 Using Ansoft magnetic simulation with μ=0.001, the resulting F(z) force levitating and moving the capsule upward is 1.0263 Newton (803). It is evident from FIG. 13A and 13B that the direction (polarity) of the Z field is of no consequence, the repelling force points upward.
 FIG. 14A shows the B field exerting 1.094N force on the vessel moving it in the negative (left) direction. Reversing the direction of this B field, similarly to the case of FIG. 13A and 13B, will produce the same F(x) force in the same direction. FIG. 14B shows the field in the Z axis, B(z) 710, which does not change its slope at the capsule location 713. B(x) 711 however has the same slope than FIG. 13C shows for the Z axis 714. With the particular selection of the capsule superconductive cylinder's base radius and cylinder high ratios, the forces on the capsule are very closely identical to the forces in FIGS. 13A, 13B and 13C (˜1 Newton).
 Having established the field polarity immunity in FIG. 13A through FIG. 14B, we can also prove that superimposition of these fields from different axis will produce directional forces defined by the magnitude and angle of the externally generated fields. FIG. 15A shows a general case for having X and Z components acting on the capsule. The resulting F(x) and F(z) components both levitate (lift) the capsule as well as move it in `-X` direction. The corresponding field strength in X and Z directions are shown in FIG. 15B, for this case.
 B(z) 820 is decreasing with the same slope along the Z axis as B(x) 821 is increasing along the X axis. Again, at the capsule, the fluxes are expelled producing the gradients across the superconductive vessel with the commensurate forces driving the capsule upward as well as sideways. This case should suffice to demonstrate the concepts and the generalization for 3D control various combinations of field slopes and gradient directions.
 The invention is described herein with reference to certain embodiments, but it is understood that the invention can be embodied in many different forms and should not be construed as limited to the embodiments set forth herein. For example, the embodiments herein disclose that the superconductive material is to be cooled below the critical temperature to attain superconductive characteristics. However, alternate superconducting materials, such as room temperature superconductive material if available, would work equally well, as long as the magnetic phenomena are exhibited by the room temperature superconductive materials. Furthermore, the capsule could be attached to a tether such that the capsule could be removed in the event that the natural muscular (peristaltic) movement of the digestive tract does not expel the capsule, or if the capsule is deployed in a cavity or lumen wherein the capsule must be manually removed. Furthermore, the capsule is not limited to being deployed in humans; the capsule can also be deployed in animals. Therefore, the spirit and scope of the invention should not be limited to any particular combination of elements in the versions described above.

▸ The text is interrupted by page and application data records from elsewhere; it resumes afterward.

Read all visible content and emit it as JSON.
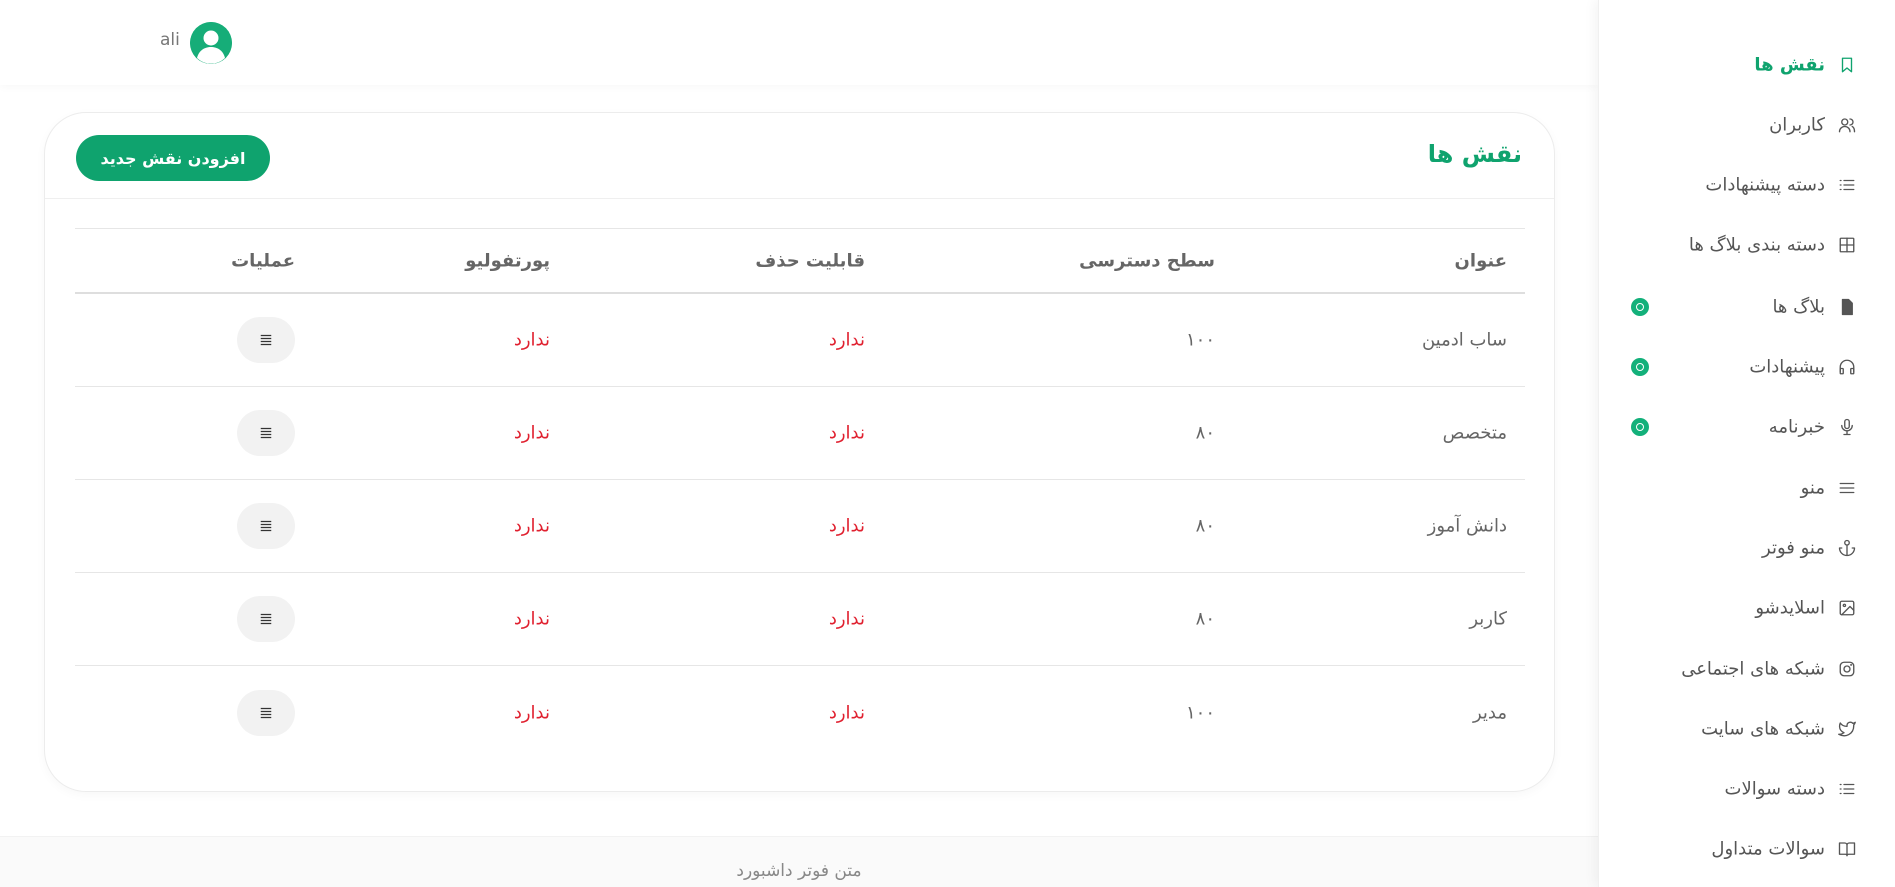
{
  "header": {
    "user_name": "ali"
  },
  "sidebar": {
    "items": [
      {
        "label": "نقش ها",
        "icon": "bookmark-icon",
        "active": true,
        "badge": false
      },
      {
        "label": "کاربران",
        "icon": "users-icon",
        "active": false,
        "badge": false
      },
      {
        "label": "دسته پیشنهادات",
        "icon": "list-icon",
        "active": false,
        "badge": false
      },
      {
        "label": "دسته بندی بلاگ ها",
        "icon": "grid-icon",
        "active": false,
        "badge": false
      },
      {
        "label": "بلاگ ها",
        "icon": "file-icon",
        "active": false,
        "badge": true
      },
      {
        "label": "پیشنهادات",
        "icon": "headphones-icon",
        "active": false,
        "badge": true
      },
      {
        "label": "خبرنامه",
        "icon": "microphone-icon",
        "active": false,
        "badge": true
      },
      {
        "label": "منو",
        "icon": "menu-icon",
        "active": false,
        "badge": false
      },
      {
        "label": "منو فوتر",
        "icon": "anchor-icon",
        "active": false,
        "badge": false
      },
      {
        "label": "اسلایدشو",
        "icon": "image-icon",
        "active": false,
        "badge": false
      },
      {
        "label": "شبکه های اجتماعی",
        "icon": "instagram-icon",
        "active": false,
        "badge": false
      },
      {
        "label": "شبکه های سایت",
        "icon": "twitter-icon",
        "active": false,
        "badge": false
      },
      {
        "label": "دسته سوالات",
        "icon": "list-icon",
        "active": false,
        "badge": false
      },
      {
        "label": "سوالات متداول",
        "icon": "book-icon",
        "active": false,
        "badge": false
      }
    ],
    "accent_color": "#0fa36e"
  },
  "card": {
    "title": "نقش ها",
    "add_button": "افزودن نقش جدید",
    "columns": {
      "title": "عنوان",
      "level": "سطح دسترسی",
      "deletable": "قابلیت حذف",
      "portfolio": "پورتفولیو",
      "operations": "عملیات"
    },
    "rows": [
      {
        "title": "ساب ادمین",
        "level": "۱۰۰",
        "deletable": "ندارد",
        "portfolio": "ندارد"
      },
      {
        "title": "متخصص",
        "level": "۸۰",
        "deletable": "ندارد",
        "portfolio": "ندارد"
      },
      {
        "title": "دانش آموز",
        "level": "۸۰",
        "deletable": "ندارد",
        "portfolio": "ندارد"
      },
      {
        "title": "کاربر",
        "level": "۸۰",
        "deletable": "ندارد",
        "portfolio": "ندارد"
      },
      {
        "title": "مدیر",
        "level": "۱۰۰",
        "deletable": "ندارد",
        "portfolio": "ندارد"
      }
    ],
    "negative_color": "#e0202f"
  },
  "footer": {
    "text": "متن فوتر داشبورد"
  }
}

Patent applications by Laszlo Farkas, Ojai, CA US
Patent applications by Leslie Farkas, Ojai, CA US
Patent applications in class With camera or solid state imager
Patent applications in all subclasses With camera or solid state imager